“It is getting a little monotonous to report, but the bounce is still intact, although it continues to lurk at resistance #1. With the Death Cross of the MA’s 50 and 200 the typical reaction is to burst upward to screw over everyone who took action based on this over hyped TA signal, but as yet the market is consolidating after the initial bounce.”
Any given day could terminate the proceedings, but thus far the market is doing exactly what we laid out for it, which was a bounce to either Resistance #1 (check) or Resistance #2. Here we recall the ridiculously over-bearish sentiment data from Small Speculators and Investors Intelligence (Newsletter writers).
The other side of the plan involved the VIX, which was hysterical at the time of the correction. We planned for a pullback to to the 20-22 range (check) and after that was hit, refined a range of 18-20.
It was hard to project a strong bounce in the US stock market, let alone a big decline in the VIX in the heat of the moment, but project them we did. The market has become considerably less exciting now.

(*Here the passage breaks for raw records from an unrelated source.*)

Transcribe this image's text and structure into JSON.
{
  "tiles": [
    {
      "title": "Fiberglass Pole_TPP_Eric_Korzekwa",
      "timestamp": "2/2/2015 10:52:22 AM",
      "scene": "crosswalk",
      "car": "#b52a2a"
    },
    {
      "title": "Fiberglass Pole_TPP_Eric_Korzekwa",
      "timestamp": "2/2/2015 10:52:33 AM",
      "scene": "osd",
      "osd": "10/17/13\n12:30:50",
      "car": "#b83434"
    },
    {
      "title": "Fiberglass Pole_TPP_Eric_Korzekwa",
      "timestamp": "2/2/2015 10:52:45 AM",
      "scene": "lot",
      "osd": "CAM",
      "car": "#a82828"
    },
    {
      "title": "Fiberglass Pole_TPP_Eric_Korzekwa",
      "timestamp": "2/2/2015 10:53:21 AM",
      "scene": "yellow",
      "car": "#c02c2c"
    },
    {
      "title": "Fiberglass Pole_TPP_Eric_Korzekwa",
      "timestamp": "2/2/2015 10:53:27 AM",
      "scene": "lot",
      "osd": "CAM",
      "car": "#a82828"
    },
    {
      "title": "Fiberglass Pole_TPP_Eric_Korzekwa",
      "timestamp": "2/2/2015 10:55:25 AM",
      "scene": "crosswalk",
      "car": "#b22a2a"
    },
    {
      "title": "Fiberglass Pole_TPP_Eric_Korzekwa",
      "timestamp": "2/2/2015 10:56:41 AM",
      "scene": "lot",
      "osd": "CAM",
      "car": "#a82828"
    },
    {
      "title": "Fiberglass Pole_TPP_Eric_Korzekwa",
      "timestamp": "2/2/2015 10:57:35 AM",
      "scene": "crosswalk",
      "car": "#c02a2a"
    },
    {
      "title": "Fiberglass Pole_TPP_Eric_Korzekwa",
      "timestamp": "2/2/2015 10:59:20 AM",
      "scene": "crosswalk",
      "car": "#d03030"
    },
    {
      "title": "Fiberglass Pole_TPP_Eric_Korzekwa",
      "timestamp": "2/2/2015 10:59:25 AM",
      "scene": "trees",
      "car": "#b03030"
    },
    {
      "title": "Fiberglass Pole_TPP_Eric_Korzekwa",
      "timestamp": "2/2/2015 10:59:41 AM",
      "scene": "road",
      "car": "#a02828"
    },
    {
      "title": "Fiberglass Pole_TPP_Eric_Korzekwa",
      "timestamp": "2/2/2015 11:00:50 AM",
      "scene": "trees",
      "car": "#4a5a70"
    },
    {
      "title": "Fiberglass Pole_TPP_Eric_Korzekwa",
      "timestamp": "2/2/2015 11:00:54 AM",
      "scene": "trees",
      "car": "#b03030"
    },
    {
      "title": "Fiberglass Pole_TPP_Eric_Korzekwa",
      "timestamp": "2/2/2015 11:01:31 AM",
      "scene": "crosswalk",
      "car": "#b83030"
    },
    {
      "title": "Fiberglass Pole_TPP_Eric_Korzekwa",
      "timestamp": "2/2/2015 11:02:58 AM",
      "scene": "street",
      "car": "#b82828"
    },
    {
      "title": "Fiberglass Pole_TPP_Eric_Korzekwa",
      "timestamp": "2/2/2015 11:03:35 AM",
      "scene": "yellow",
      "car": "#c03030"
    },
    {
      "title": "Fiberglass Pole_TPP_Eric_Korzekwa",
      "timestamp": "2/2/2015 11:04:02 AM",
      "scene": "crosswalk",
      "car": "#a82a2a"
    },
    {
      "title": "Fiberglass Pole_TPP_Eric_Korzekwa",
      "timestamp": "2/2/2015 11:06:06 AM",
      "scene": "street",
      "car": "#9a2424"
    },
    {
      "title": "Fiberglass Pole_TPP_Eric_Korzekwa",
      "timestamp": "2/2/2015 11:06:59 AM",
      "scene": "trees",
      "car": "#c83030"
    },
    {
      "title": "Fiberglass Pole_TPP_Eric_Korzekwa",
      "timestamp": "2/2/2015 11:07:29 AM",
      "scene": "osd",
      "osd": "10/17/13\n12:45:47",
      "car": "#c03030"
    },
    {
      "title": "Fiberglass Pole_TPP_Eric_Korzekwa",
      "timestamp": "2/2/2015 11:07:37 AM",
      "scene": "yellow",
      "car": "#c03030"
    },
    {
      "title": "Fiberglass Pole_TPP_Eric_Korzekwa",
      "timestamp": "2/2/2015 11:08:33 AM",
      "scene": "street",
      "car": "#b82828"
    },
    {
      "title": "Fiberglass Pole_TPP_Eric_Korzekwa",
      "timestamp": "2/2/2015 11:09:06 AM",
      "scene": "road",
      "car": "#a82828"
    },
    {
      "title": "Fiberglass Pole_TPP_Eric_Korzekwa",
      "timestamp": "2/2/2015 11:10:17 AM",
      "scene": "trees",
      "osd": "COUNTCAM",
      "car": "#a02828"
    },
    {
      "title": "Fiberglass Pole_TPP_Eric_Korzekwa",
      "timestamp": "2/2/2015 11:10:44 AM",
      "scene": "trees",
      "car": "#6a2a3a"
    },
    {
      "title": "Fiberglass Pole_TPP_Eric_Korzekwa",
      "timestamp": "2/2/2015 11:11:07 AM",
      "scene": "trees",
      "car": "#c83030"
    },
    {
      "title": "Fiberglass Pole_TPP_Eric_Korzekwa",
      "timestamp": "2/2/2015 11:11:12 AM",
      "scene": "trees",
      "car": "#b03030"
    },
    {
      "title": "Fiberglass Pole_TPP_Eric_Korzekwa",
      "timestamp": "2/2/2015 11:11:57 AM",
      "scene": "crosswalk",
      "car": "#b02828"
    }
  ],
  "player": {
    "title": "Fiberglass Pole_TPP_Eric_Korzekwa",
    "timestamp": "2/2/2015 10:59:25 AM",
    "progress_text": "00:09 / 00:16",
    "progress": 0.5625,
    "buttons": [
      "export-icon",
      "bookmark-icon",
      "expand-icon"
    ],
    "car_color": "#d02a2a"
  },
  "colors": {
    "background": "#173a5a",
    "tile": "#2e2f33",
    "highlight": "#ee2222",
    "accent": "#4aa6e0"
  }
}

As the fireworks were going off I covered shorts (too early of course), shorted the VIX (very profitably) and have since longed the market with one quick short in there as well. But mostly, it is back to the boring stuff (don’t tell me about the FOMC and its 1/4; that is a circus) as we await bounce targets (pullback targets on the VIX). The next phase of excitement, per the probabilities we are tracking and updating, should be coming fairly soon.